Balance what you love and practice every day (or every week).
This is what I mean…
I sought these ideas because I didn’t want my 2016 goals to fade away. So aside from choosing ones that are important to me, I also decided I wanted to balance my time among them AND make them stick by practicing every day or every week. To figure out how to do this I made two columns, one labeled every day, and one labeled every week. I flipped back to the page with my goals on them and one by one went through and placed how I could practice them either in the every day column or the every week column.

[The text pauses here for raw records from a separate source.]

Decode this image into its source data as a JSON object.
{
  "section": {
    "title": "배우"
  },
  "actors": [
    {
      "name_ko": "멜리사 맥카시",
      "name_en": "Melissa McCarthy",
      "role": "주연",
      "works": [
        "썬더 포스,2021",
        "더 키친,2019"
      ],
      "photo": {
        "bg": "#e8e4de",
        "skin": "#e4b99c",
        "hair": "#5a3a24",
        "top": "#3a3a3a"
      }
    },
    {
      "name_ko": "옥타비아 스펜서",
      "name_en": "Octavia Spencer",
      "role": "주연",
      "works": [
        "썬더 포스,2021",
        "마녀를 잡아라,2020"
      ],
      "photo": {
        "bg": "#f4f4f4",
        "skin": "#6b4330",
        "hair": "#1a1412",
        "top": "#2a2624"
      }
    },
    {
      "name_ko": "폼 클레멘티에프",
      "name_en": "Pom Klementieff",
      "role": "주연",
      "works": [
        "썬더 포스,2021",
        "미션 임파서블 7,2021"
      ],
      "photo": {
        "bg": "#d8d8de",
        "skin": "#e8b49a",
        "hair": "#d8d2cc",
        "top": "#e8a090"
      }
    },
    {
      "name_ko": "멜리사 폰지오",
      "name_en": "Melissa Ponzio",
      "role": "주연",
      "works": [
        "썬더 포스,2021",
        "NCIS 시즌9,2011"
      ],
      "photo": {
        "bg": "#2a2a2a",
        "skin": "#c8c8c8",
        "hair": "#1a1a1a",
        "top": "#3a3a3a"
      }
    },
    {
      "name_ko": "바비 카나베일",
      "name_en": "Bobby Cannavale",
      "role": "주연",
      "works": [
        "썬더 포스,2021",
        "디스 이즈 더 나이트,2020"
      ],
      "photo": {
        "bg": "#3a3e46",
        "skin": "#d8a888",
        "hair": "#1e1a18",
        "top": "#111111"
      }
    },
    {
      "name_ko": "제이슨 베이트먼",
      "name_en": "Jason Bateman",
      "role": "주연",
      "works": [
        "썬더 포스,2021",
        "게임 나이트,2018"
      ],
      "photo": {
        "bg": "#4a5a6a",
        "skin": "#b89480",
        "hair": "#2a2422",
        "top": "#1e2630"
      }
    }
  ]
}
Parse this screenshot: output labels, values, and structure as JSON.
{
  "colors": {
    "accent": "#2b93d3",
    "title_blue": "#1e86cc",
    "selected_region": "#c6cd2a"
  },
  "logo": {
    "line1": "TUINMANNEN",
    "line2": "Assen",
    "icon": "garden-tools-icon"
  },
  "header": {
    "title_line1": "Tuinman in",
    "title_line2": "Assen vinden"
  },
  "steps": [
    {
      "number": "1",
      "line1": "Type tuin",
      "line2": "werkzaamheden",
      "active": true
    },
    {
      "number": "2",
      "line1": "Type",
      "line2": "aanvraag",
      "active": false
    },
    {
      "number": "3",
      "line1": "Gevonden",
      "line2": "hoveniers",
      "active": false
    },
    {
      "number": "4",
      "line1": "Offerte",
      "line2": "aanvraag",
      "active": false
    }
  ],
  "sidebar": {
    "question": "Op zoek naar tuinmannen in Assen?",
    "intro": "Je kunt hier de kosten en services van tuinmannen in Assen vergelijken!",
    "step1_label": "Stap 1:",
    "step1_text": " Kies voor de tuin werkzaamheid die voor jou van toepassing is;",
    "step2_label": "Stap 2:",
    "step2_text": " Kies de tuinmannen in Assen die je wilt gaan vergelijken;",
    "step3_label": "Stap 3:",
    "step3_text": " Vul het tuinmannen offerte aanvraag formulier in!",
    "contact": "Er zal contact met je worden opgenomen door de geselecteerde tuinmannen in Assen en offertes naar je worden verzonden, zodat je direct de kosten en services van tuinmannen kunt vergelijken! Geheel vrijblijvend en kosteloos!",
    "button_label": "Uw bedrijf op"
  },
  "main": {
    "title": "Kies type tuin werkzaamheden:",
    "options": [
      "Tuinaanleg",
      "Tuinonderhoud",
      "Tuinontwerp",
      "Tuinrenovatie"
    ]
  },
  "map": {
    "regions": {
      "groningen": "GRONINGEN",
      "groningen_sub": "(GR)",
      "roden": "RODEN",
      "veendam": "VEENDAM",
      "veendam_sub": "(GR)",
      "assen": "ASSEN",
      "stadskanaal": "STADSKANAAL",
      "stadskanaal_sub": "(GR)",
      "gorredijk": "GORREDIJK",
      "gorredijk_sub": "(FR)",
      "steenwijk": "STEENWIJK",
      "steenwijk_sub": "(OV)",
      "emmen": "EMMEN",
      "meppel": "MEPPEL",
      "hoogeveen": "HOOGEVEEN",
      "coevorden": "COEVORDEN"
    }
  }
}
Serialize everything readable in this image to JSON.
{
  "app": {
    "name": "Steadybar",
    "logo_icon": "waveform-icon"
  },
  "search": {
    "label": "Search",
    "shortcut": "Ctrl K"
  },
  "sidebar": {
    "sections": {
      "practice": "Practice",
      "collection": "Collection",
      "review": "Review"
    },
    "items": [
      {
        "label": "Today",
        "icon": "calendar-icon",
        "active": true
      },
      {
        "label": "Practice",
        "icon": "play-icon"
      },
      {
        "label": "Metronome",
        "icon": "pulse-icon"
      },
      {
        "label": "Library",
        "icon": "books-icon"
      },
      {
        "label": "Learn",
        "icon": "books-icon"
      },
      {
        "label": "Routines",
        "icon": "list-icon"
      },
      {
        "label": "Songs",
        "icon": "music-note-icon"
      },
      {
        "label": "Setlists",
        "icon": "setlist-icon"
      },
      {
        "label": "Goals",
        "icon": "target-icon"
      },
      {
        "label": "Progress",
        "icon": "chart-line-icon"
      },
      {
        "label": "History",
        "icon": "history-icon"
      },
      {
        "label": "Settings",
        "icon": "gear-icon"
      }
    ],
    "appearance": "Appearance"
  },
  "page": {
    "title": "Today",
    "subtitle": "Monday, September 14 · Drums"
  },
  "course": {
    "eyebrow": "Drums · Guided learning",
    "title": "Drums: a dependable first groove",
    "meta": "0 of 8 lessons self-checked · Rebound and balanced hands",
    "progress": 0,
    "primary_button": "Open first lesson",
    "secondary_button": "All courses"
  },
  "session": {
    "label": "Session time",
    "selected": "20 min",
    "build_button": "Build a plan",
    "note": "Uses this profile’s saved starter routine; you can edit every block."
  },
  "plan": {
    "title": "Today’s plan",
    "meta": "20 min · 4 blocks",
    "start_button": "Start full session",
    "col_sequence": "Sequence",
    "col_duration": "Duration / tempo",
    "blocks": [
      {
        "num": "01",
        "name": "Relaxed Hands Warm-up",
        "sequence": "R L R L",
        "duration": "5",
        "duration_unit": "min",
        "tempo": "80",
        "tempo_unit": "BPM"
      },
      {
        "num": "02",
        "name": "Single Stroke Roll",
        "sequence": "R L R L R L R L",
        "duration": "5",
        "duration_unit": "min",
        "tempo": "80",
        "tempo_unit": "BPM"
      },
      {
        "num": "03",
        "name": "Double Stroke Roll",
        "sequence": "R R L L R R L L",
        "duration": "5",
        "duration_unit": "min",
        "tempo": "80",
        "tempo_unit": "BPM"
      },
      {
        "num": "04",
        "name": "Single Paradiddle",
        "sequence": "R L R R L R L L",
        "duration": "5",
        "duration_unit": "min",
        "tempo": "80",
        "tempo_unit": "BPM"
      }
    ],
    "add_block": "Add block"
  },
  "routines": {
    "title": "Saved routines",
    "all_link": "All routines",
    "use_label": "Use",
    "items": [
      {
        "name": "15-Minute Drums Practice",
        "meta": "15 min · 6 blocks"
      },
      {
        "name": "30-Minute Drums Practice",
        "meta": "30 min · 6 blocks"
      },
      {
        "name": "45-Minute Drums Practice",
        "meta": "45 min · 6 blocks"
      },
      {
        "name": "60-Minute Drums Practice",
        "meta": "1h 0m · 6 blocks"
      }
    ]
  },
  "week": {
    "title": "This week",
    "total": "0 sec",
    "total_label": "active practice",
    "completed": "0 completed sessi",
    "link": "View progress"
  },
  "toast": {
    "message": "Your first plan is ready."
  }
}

Again, I wanted to make this stuff stick, I wanted to create new habits, and so I needed to shift how I spent my every day and every week time to incorporate these things. Now some things are easy to do every day. One of my goals is to read and write more. Okay, I can do that every day – even if it is only 5 or 10 minutes of each, it still counts, I still practiced. Some days might be more, like 30-60 minutes which is great, I fit in what I can and accomplish my daily goal. Other things might not be able to be done every day but they can certainly be done every week. If it helps, schedule it into your day or your week. Absolutely make time for these things – they are YOUR goals!
One thing I wanted to keep in mind is that this is about making a change and forming a new habit so it will require some shifting of priorities, some sacrificing things that weren’t serving me before and just taking up time in my day to day life. Goals that I felt I couldn’t accomplish every day, I wrote in the every week column.
Every goal is unique and maybe its hard to pinpoint exactly what you can do to work towards it but this is where you break it down into manageable pieces that you can do every week. Maybe you want to buy a car or a house. Well I think its safe to say, this can’t be done well in a weeks time. But there are so many little tasks that can be done each week that can lead you, by the end of the year, to accomplishing your goal. This could include everything from researching to driving around to look at cars or areas to talking with people who have already been through it for advice to making lists of wants and needs, etc. Adding up all these little things make the big thing come true. And you took the time to “practice” each week to reach your goal.
To me, this made my goals much more simple and easy to grasp and last throughout the year. I think what stands out to me as the most important aspect of this is choosing goals you really care about. If they are things you don’t really want, or they are things other people want for you, or they are things you think you need to do because that is how you picture life is supposed to go, well you might hit that sputter, sputter, stop, before the end of the year is up. So, what turned into a long piece is actually pretty simple…
Balance what you love and practice every day (or every week).